There are guys who like to cook. I love guys who like to cook.
There are guys who love to eat. I love guys who love to eat.
And then there are male foodies.
Male foodies are annoying. You can recognize male foodies because they fall into one of four types:
Male Foodie Type 1: Those that collect restaurant experiences like little boys collect baseball cards. When the topic of food or restaurants comes up in conversation, the conversation turns into a competition about whose experiences are more impressive. You can often find these types hanging around the regional forums at eGullet.
Male Foodie Type 2: Those who recount meals in detail in conversation. Whether it's meals they've cooked or meals they've eaten in restaurants, they tell you about them in excruciating detail and it's rarely interesting to listen to. It's like someone trying to tell you about the funny bits of a movie -- it's just not the same second hand.
Male Foodie Type 3: Those that cook as a way to show off. When you go to their house for dinner they spend a lot of time sweating in the kitchen, and they expect oohs and ahhs when they present their meals with a big flourish.
Male Foodie Type 4: Those who attend cooking classes are a special bunch, and there can be a few variations of these:
- Those that ask questions fit for Alton Brown (Why do you do it that way? Does that cause the starch molecules to bind with the water molecules?) and decide the instructor isn't worth his/her salt when she answers "because that's the way you do it."
- Those that try to stump the instructor or find flaws in his/her methods.
- Those that find ways to show off their own knowledge at every opportunity in class.
- Those who look down their noses at everyone else taking the class, especially if his fellow classmates want to relax and enjoy themselves instead of acting as if they are in medical school.

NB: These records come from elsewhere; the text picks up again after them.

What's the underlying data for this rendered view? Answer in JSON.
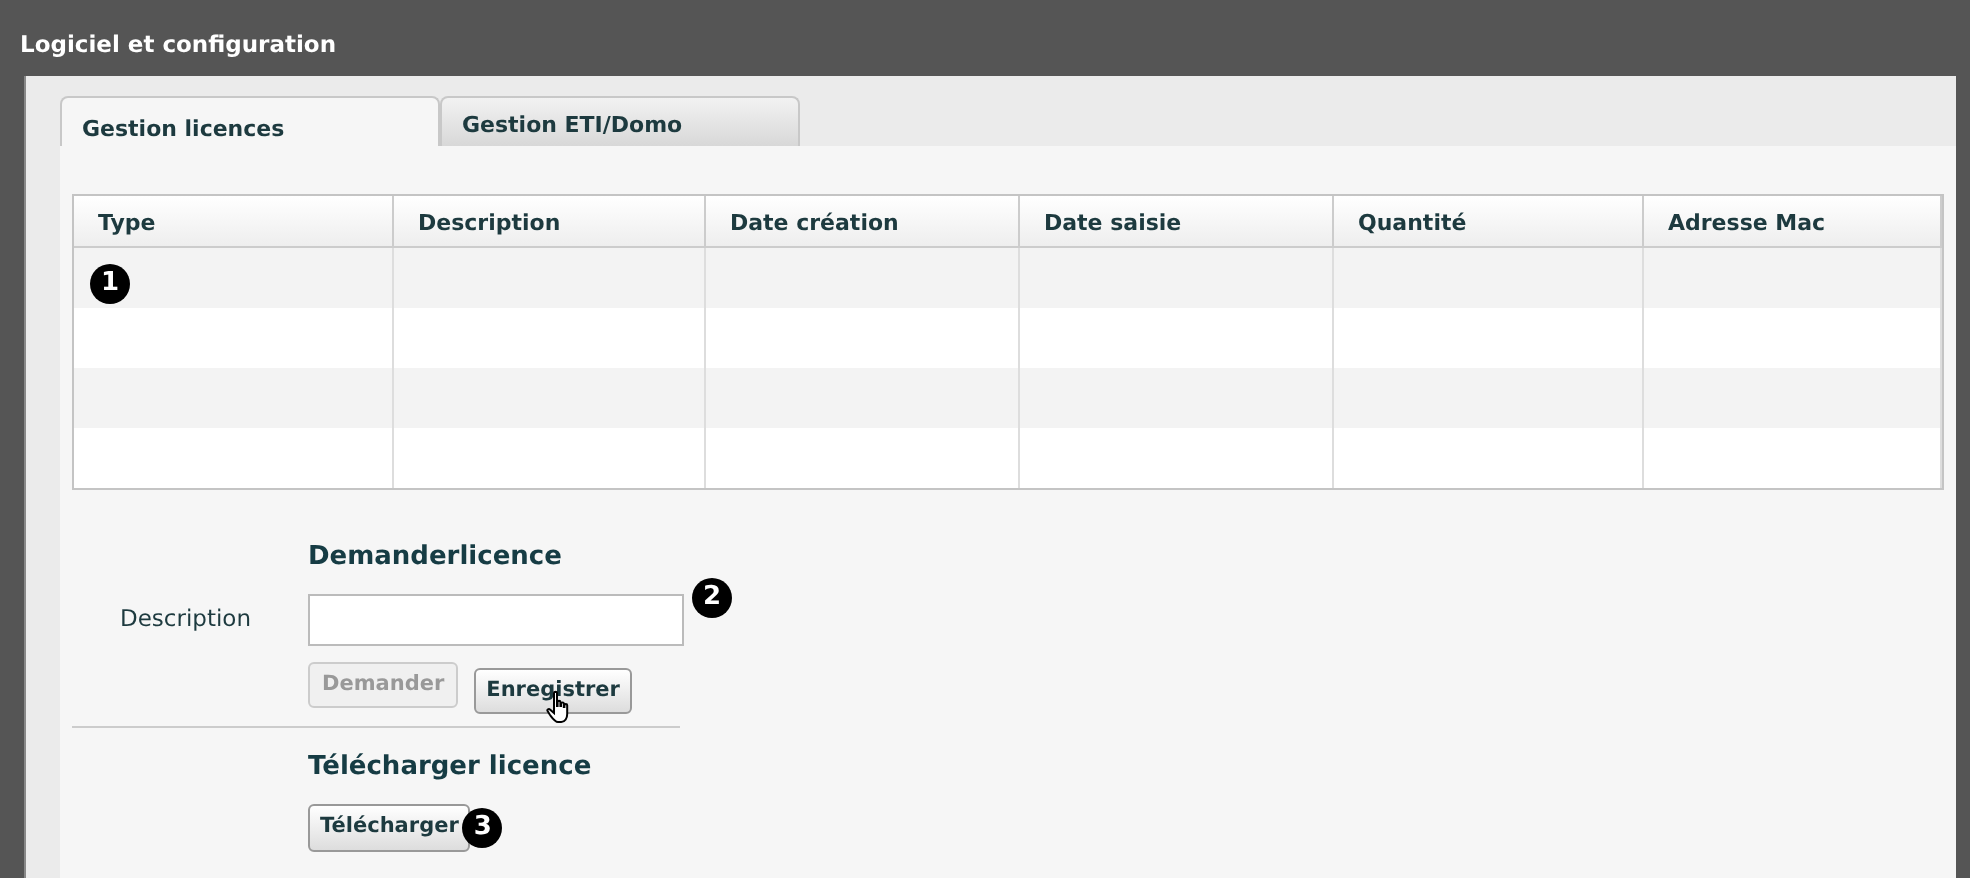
{
  "window": {
    "title": "Logiciel et configuration"
  },
  "tabs": [
    {
      "label": "Gestion licences",
      "selected": true
    },
    {
      "label": "Gestion ETI/Domo",
      "selected": false
    }
  ],
  "table": {
    "columns": [
      "Type",
      "Description",
      "Date création",
      "Date saisie",
      "Quantité",
      "Adresse Mac"
    ]
  },
  "request_form": {
    "heading": "Demanderlicence",
    "field_label": "Description",
    "buttons": [
      {
        "label": "Demander",
        "disabled": true
      },
      {
        "label": "Enregistrer",
        "disabled": false
      }
    ]
  },
  "download_form": {
    "heading": "Télécharger licence",
    "buttons": [
      {
        "label": "Télécharger",
        "disabled": false
      }
    ]
  },
  "callouts": [
    "1",
    "2",
    "3"
  ]
}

When I started reading The Saucier's Apprentice by Bob Spitz, he clearly fell into Male Foodie Type 3, having friends over for Friday dinners, during which his love interest criticized him for the weekly melodrama. She ended up becoming a villain in the book, and I think this scene was meant to foreshadow it, but at this point I got her.
Next he impulsively decides to spend three months hopping among various cooking schools in Europe and doing stages in restaurants to really learn to cook -- leaving behind his 11-year-old daughter, who is supposedly the light of his life. Huh. I just don't get people who leave their kids for months at a time, even less if it's to pursue a hobby.

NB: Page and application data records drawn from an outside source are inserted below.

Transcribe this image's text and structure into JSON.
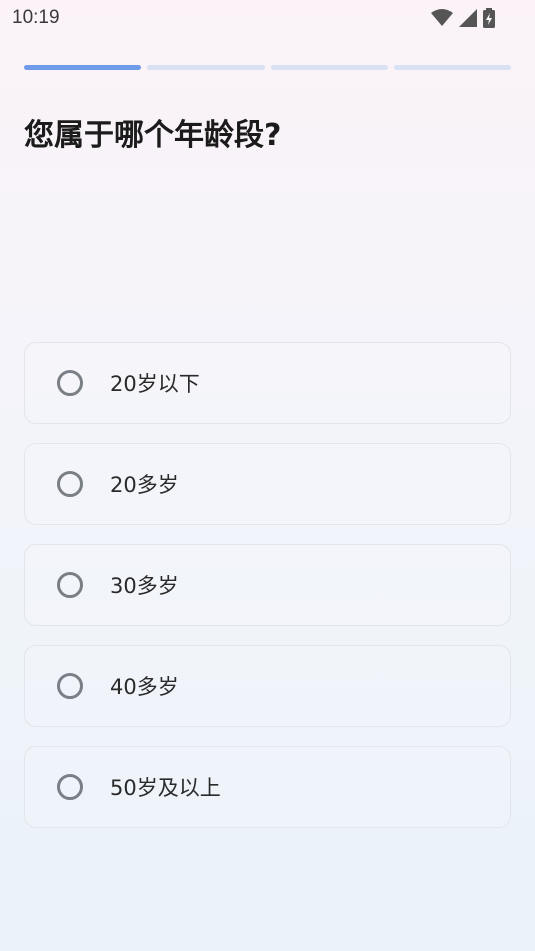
{
  "status_bar": {
    "time": "10:19",
    "icons": [
      "wifi-icon",
      "cellular-signal-icon",
      "battery-charging-icon"
    ]
  },
  "progress": {
    "total_steps": 4,
    "current_step": 1
  },
  "question": {
    "title": "您属于哪个年龄段?"
  },
  "options": [
    {
      "label": "20岁以下",
      "selected": false
    },
    {
      "label": "20多岁",
      "selected": false
    },
    {
      "label": "30多岁",
      "selected": false
    },
    {
      "label": "40多岁",
      "selected": false
    },
    {
      "label": "50岁及以上",
      "selected": false
    }
  ],
  "colors": {
    "progress_active": "#6f9bea",
    "progress_inactive": "#d9e1f4",
    "radio_border": "#7a7f86",
    "option_border": "#e2e6ec"
  }
}
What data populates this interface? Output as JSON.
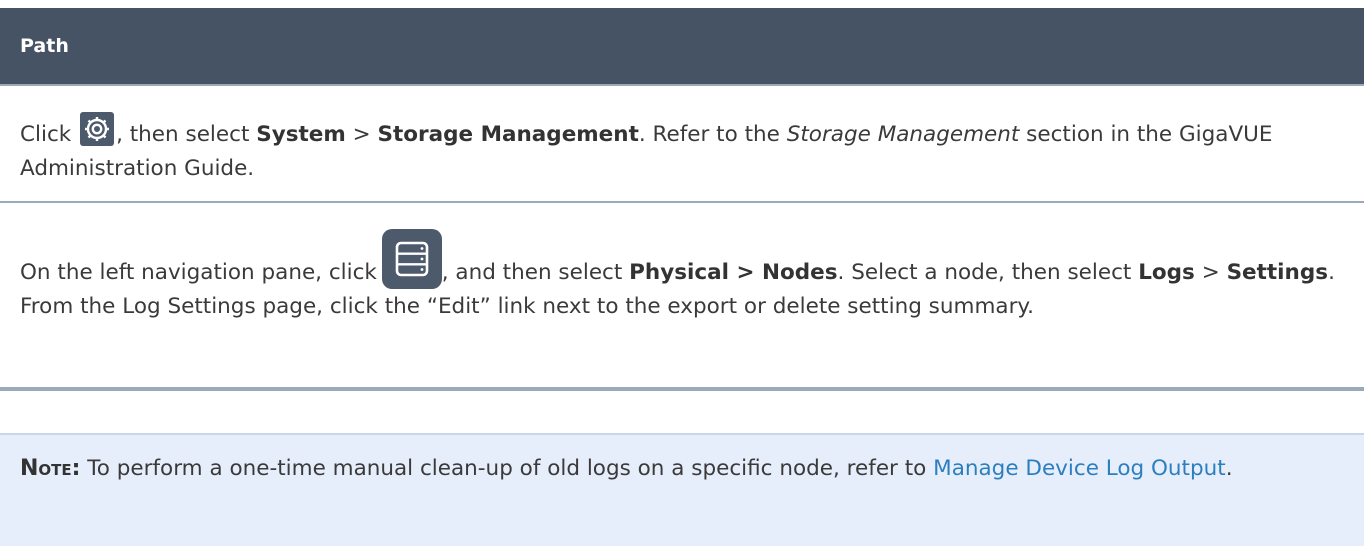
{
  "table": {
    "header": "Path",
    "row1": {
      "click": "Click",
      "t1": ", then select",
      "system": "System",
      "gt1": ">",
      "storage": "Storage Management",
      "t2": ". Refer to the",
      "section_ital": "Storage Management",
      "t3": "section in the GigaVUE Administration Guide."
    },
    "row2": {
      "t1": "On the left navigation pane, click",
      "t2": ", and then select",
      "physical": "Physical > Nodes",
      "t3": ". Select a node, then select",
      "logs": "Logs",
      "gt": ">",
      "settings": "Settings",
      "t4": ". From the Log Settings page, click the “Edit” link next to the export or delete setting summary."
    }
  },
  "note": {
    "label": "Note:",
    "text": "To perform a one-time manual clean-up of old logs on a specific node, refer to",
    "link": "Manage Device Log Output",
    "end": "."
  },
  "icons": {
    "gear": "gear-icon",
    "nav": "server-list-icon"
  },
  "colors": {
    "header_bg": "#465365",
    "note_bg": "#e7eefb",
    "link": "#2c7fbf",
    "icon_bg": "#4d5a6c"
  }
}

So by page 30, my biases disposed me to just not like the author.
He heads to the cooking schools of Europe and learns a lot and also becomes, at various times, versions of Male Foodie Type 4, deeming various cooking schools and fellow students as being beneath him. (Granted, some of the cooking schools sounded pretty lame.)

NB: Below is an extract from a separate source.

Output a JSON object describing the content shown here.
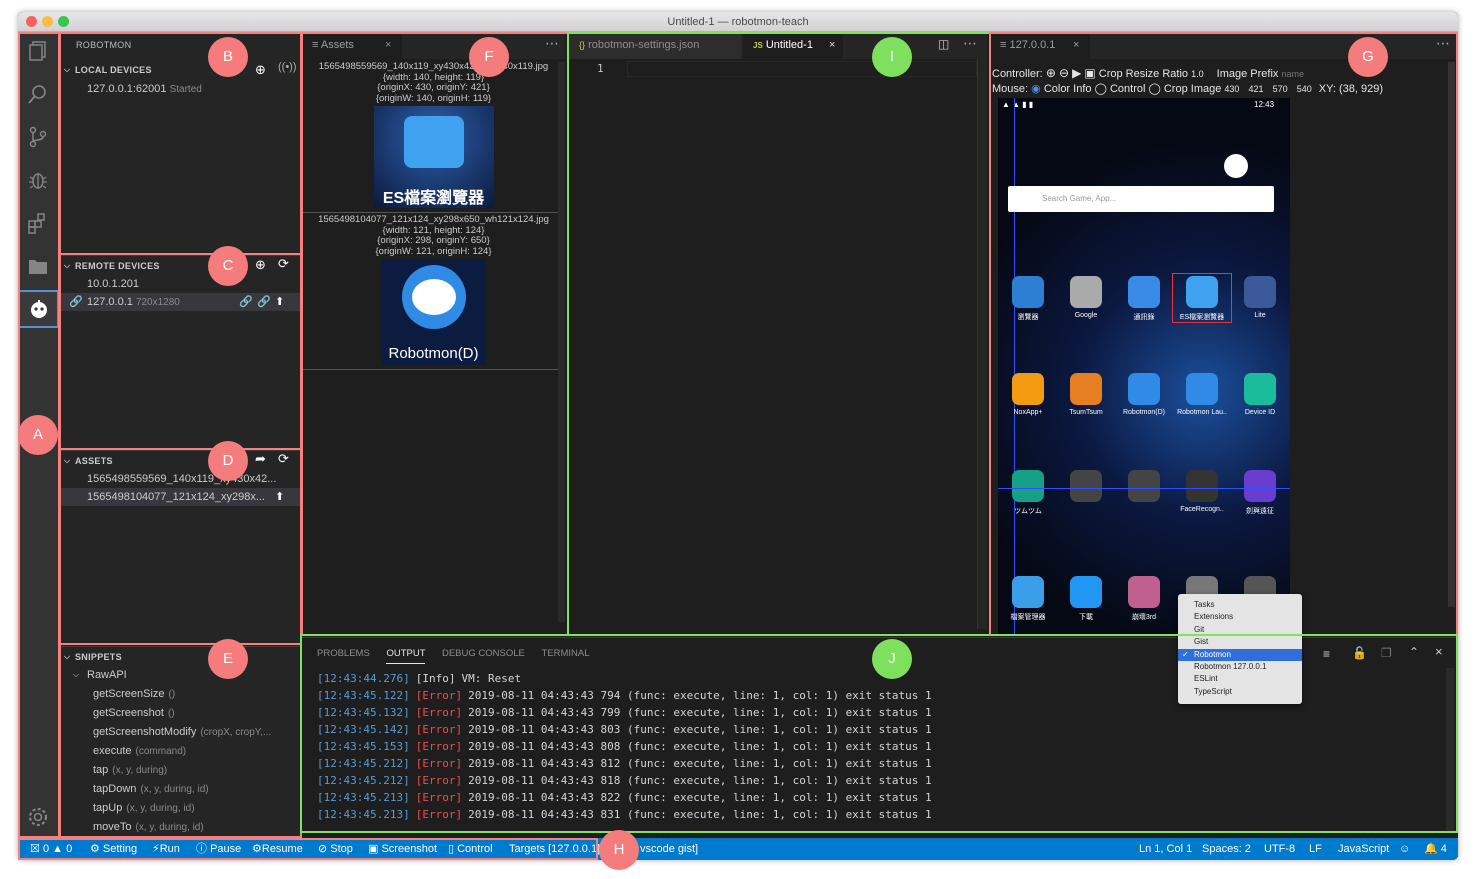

The high points of the book are when he does stages at European restaurants (although I don't recall him spending a lot of time working with a saucier, so the title of the book is a bit misleading) and chefs treat him like dirt. But then he either pouts or whines about it and eventually leaves the restaurant with some prized recipes.
The book was interesting enough that I finished it (although in my current post-surgery situation it's not like I have a stack of good reading material to choose from).
Really, he's a decent writer and probably even a decent guy. In fact, if you fit into the one male foodie types listed above, you probably will love this book. Otherwise, you're better off with the book I mentioned below.